▶ _What you need to do_
Look through the lines below; wherever the word "phone" appears, copy that line.

-------- Data under study --------

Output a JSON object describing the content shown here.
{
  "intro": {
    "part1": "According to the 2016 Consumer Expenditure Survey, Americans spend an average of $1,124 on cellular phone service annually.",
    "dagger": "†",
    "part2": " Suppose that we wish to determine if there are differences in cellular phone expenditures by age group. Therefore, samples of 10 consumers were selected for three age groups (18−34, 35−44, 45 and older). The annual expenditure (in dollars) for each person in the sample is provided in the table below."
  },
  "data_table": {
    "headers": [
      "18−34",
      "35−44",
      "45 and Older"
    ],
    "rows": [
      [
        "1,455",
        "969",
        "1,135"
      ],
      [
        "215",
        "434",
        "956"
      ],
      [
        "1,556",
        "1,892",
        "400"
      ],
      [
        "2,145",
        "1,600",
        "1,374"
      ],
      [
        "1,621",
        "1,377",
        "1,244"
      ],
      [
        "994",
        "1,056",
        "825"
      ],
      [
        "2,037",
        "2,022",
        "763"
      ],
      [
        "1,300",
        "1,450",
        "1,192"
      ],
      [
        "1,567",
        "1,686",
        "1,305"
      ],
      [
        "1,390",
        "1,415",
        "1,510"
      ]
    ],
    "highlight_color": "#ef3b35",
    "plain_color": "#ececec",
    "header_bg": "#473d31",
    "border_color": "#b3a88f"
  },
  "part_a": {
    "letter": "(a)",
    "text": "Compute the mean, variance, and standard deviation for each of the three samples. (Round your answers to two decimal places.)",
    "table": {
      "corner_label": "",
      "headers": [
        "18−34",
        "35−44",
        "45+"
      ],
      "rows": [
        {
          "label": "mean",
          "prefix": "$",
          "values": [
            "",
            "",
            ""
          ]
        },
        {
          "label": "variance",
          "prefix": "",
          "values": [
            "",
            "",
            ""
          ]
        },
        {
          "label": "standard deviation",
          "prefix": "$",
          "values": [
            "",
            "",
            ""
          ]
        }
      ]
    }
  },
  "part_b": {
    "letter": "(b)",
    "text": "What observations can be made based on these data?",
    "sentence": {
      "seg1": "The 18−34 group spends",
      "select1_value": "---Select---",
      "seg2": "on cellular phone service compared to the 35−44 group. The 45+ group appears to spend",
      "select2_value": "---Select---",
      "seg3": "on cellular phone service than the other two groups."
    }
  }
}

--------
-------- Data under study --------

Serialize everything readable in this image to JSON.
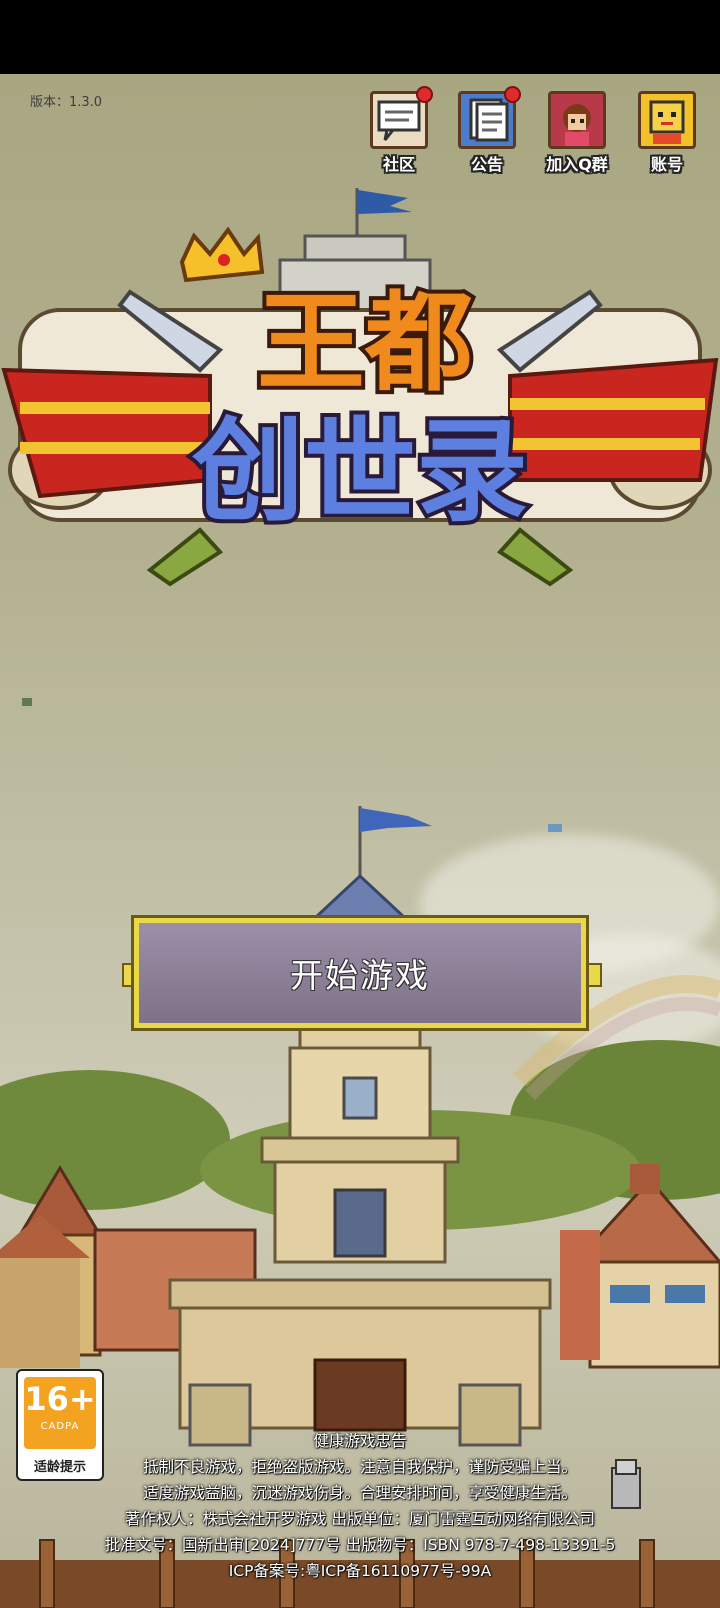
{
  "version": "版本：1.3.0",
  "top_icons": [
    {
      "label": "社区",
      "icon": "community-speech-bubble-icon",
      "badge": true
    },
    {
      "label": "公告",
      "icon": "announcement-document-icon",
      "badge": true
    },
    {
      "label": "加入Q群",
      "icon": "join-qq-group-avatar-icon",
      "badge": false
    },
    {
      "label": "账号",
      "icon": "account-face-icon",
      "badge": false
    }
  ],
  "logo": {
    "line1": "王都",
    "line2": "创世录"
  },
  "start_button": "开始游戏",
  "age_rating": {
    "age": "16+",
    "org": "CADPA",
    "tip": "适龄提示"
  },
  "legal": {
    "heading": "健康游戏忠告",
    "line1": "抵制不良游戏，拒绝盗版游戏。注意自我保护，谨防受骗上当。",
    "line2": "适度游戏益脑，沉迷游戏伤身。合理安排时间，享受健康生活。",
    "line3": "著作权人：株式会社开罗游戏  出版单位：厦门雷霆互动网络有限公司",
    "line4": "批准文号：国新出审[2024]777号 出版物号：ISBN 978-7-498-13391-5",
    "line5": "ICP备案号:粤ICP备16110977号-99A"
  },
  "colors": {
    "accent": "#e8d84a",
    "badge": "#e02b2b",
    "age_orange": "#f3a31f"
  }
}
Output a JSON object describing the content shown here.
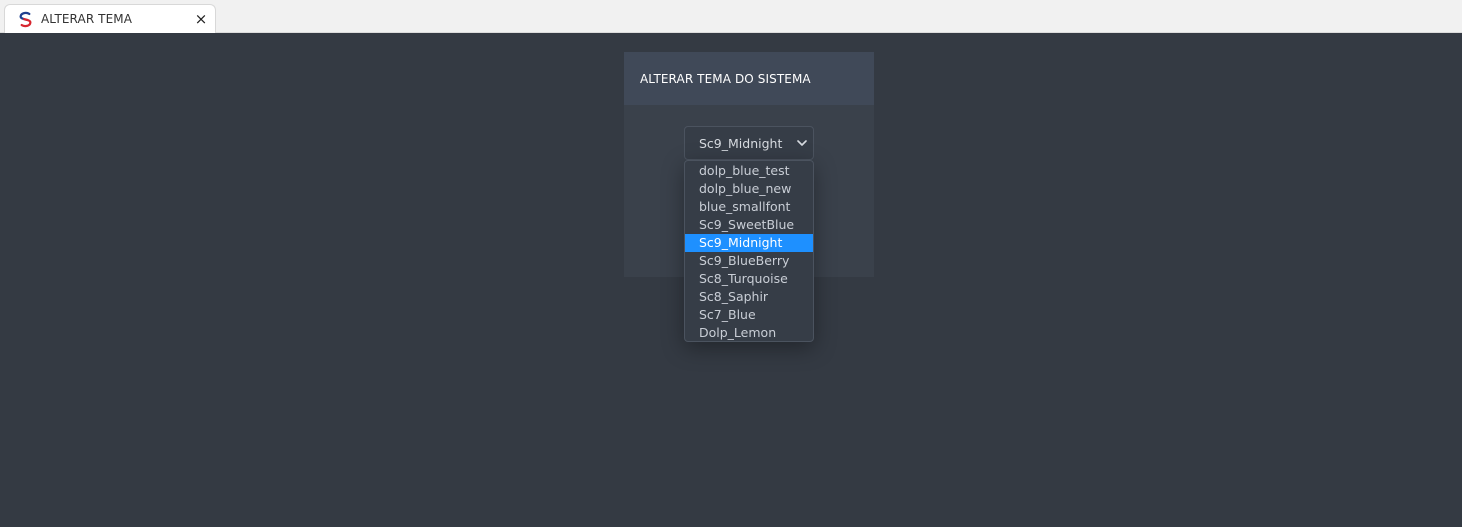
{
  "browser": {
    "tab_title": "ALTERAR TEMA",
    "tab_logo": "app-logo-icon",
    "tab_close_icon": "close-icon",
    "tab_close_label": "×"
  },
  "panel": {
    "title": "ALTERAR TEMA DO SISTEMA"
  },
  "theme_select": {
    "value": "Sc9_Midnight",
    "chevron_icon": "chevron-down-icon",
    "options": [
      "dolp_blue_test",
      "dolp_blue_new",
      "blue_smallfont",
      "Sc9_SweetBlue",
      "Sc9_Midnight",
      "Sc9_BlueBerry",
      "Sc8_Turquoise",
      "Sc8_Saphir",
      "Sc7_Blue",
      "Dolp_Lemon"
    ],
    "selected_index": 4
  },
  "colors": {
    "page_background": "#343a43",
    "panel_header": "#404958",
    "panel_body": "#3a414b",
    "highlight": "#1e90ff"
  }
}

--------

▶ _Task result_
    "part1": "According to the 2016 Consumer Expenditure Survey, Americans spend an average of $1,124 on cellular phone service annually.",
    "part2": " Suppose that we wish to determine if there are differences in cellular phone expenditures by age group. Therefore, samples of 10 consumers were selected for three age groups (18−34, 35−44, 45 and older). The annual expenditure (in dollars) for each person in the sample is provided in the table below."
      "seg2": "on cellular phone service compared to the 35−44 group. The 45+ group appears to spend",
      "seg3": "on cellular phone service than the other two groups."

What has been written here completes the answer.